HP Spectre x360. I love it! I use it as a tablet to write all my notes in OneNote.  That way I get to hand write but have my notes online.” - Stacy

“Dell laptop. I’m a handwritten learner so did not invest in a tablet.” - Jannette

“Laptop for PPT slides, iPad for audio recording of the lectures and listening back.”

“Laptop 100%. The few people in my class that use a tablet have some accessibility issues with our software.” - Haley

“Laptop only! I'm one of a few in my class who doesn't also have a tablet.”

“Laptop for everything, I like to type as opposed to write because it's faster.” 

“I use a tablet for taking notes in class, but have a laptop that I use for typing up study guides and assignments.” 

“I'm using a 2-in-1 laptop so I have both features.” - Adriana

“iPad (Notability for note-taking) and a MacBook Air.” - Kadie

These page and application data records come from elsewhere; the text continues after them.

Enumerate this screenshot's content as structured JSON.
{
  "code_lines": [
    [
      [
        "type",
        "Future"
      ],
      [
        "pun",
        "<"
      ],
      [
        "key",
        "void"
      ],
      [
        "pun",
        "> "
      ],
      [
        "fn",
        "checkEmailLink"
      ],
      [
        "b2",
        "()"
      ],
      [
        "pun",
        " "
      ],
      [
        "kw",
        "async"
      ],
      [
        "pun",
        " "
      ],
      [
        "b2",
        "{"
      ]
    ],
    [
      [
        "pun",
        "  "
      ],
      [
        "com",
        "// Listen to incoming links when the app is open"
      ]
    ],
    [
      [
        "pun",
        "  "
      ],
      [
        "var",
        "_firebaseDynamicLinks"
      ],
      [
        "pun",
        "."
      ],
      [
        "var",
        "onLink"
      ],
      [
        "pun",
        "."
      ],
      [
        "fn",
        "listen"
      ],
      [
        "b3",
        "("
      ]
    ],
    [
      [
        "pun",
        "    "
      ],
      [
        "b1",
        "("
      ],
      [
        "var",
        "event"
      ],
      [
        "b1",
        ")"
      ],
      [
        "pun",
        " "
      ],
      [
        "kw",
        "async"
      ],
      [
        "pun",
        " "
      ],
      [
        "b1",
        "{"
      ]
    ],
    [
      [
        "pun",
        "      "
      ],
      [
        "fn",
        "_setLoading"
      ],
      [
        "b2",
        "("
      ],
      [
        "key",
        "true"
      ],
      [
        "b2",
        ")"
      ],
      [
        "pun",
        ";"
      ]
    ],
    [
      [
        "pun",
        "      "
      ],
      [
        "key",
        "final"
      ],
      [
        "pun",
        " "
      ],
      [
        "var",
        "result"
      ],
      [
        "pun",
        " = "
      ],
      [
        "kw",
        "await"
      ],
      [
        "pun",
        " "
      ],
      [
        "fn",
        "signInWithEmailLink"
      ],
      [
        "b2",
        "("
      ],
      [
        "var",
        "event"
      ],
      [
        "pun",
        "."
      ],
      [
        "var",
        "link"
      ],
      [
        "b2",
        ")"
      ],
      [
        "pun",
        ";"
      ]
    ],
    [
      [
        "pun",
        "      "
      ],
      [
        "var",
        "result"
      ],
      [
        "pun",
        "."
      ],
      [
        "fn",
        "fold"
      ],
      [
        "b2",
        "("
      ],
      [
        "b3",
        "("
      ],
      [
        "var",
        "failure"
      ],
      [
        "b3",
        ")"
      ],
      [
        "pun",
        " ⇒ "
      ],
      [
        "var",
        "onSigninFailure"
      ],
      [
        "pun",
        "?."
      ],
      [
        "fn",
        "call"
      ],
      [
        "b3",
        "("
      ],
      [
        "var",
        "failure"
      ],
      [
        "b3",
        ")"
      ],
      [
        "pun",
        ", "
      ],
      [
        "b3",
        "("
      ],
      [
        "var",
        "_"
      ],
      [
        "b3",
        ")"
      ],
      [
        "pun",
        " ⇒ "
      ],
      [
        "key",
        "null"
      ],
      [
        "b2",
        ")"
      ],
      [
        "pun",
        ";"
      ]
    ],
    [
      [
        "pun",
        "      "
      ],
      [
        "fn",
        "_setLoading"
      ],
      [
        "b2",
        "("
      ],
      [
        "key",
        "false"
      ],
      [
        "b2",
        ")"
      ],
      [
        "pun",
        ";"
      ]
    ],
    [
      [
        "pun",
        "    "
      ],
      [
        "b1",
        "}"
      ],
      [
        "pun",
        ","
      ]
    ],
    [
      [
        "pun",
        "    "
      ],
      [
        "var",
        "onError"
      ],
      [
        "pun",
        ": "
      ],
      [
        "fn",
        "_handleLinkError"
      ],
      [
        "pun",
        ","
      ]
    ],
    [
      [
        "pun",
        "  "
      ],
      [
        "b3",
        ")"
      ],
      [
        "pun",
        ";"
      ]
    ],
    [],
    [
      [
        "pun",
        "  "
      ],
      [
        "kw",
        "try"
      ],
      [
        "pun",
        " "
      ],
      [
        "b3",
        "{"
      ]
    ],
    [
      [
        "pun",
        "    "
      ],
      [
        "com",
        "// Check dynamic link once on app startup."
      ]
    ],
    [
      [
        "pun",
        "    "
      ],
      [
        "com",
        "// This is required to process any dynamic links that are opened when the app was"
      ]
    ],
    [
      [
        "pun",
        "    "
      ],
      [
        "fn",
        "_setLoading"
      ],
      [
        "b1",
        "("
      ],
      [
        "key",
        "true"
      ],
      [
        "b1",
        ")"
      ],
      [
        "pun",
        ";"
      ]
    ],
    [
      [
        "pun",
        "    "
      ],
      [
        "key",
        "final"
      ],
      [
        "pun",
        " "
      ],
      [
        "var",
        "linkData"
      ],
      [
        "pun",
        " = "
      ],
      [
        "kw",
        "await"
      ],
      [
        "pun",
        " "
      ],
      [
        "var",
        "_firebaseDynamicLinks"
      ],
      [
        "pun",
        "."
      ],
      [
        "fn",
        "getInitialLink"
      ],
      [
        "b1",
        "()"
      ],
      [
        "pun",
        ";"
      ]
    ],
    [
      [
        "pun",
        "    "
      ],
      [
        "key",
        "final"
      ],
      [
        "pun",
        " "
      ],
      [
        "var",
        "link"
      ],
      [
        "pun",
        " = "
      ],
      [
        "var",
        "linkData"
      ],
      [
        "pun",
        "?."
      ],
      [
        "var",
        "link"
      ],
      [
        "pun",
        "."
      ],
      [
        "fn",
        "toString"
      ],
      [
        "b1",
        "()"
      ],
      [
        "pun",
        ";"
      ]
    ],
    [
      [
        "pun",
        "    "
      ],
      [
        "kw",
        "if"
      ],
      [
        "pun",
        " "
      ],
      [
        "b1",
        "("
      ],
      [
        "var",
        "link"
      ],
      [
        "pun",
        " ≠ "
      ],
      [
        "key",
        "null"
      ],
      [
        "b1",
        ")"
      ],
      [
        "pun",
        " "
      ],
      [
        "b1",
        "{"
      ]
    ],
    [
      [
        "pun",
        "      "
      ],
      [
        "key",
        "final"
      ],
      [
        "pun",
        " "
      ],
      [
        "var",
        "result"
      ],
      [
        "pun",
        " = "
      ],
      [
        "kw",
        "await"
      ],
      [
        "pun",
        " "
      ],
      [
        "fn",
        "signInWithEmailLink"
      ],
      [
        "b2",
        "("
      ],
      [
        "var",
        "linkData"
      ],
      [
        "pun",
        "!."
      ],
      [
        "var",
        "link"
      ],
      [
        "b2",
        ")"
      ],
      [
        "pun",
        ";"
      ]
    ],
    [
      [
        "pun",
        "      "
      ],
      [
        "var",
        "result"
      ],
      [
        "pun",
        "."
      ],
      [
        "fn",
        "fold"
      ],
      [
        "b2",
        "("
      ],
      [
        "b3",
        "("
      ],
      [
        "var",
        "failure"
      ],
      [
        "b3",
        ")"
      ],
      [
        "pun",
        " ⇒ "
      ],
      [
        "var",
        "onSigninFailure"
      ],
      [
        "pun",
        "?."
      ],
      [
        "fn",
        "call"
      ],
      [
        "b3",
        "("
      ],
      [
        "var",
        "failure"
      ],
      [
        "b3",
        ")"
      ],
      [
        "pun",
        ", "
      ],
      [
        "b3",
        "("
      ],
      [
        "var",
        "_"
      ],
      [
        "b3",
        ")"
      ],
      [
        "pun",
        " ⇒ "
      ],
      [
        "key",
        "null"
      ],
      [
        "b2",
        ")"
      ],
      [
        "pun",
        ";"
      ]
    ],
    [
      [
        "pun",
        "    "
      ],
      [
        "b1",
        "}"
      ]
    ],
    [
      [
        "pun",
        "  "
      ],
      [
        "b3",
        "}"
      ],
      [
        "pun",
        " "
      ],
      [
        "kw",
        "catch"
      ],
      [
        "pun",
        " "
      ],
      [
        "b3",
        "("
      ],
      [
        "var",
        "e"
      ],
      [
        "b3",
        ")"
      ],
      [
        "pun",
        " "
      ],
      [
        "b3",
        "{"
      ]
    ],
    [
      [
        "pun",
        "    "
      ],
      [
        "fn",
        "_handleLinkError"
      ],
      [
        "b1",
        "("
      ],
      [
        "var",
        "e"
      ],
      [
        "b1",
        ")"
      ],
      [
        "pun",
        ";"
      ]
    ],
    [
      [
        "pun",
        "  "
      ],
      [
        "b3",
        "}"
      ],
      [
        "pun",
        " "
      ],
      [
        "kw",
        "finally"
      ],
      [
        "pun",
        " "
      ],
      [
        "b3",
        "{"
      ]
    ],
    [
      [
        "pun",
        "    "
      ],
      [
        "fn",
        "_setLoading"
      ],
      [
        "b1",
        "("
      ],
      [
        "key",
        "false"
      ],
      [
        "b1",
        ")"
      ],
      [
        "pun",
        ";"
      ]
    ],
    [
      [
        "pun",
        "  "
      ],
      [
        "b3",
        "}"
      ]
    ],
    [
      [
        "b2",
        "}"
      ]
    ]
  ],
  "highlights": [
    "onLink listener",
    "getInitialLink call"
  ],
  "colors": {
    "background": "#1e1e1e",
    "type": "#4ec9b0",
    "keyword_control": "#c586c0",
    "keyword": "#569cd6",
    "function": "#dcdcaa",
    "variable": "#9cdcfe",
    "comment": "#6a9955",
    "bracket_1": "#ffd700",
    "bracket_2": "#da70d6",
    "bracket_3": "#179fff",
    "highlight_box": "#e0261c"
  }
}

“An old MacBook Pro. It works fine for everything I need. Many students in my class have an iPad to take notes on (makes them look prettier), but I don't find it is necessary and wanted to save money where I could. We are required to have a laptop to be able to download the software for our exams — so keep this in mind before buying a new tablet instead of a laptop.”

Organizing class notes

Most of the responding PA students favored using Google Drive or Microsoft OneNote as the main organization system for their class notes. Here are some of the more detailed strategies that were shared (read: these people seem uber-organized and you should consider their advice). 

“OneNote is amazing. I import the PDF version of all our PowerPoints and take notes directly on them (and because everything is in the cloud I can access them from anywhere). I made a disease chart (also in OneNote) and include every disease we cover (basics, etiology, epidemiology, pathophys, clinical presentation, diagnosis, and treatment) so it's all in one place and easy to review. Just the act of putting the information in the chart is a great review in itself.” - Organized PA student

“I like to make Google Docs and Google Slides. I will upload the professors PowerPoint onto Google and take my notes on there with my roommate (mostly for anatomy and patho). For clinical medicine, I am in a group of 3 other people and we like to compile all of our notes and info from PowerPoints, CURRENT, and PANCE prep into a condensed PowerPoint. While we are making it together we review and ask each other questions.” - Haley

“We always have "learning objectives" for each section, or outlined in the syllabus. I take notes in class and then retype them following those objectives. It helps highlight the most important information. Except for gross anatomy... that is just way too much information to rewrite. For cases like that, I will make study guides only on the things I am most confused about. 

For Clin Med, I like to make excel sheets with the disease, brief pathology, symptoms, treatment and a picture if applicable).” - Together didactic year student

“Microsoft OneNote. It makes loading lectures and typing straight on them super easy. Plus you can record lecturers using the app. A lot of students in my class write on their tablet with the OneNote app, and sync their OneNote notes to their laptop.” - Abby 

Lastly, I wanted to share something from behind the survey scenes that didn’t fit a category, which was perhaps my favorite recommendation of the entire bunch:

“Utilize each other. Can’t stress this enough.”
— Haley

Thank you to all of the current PA students who are members of the Be a PA Community for contributing their recommended resources!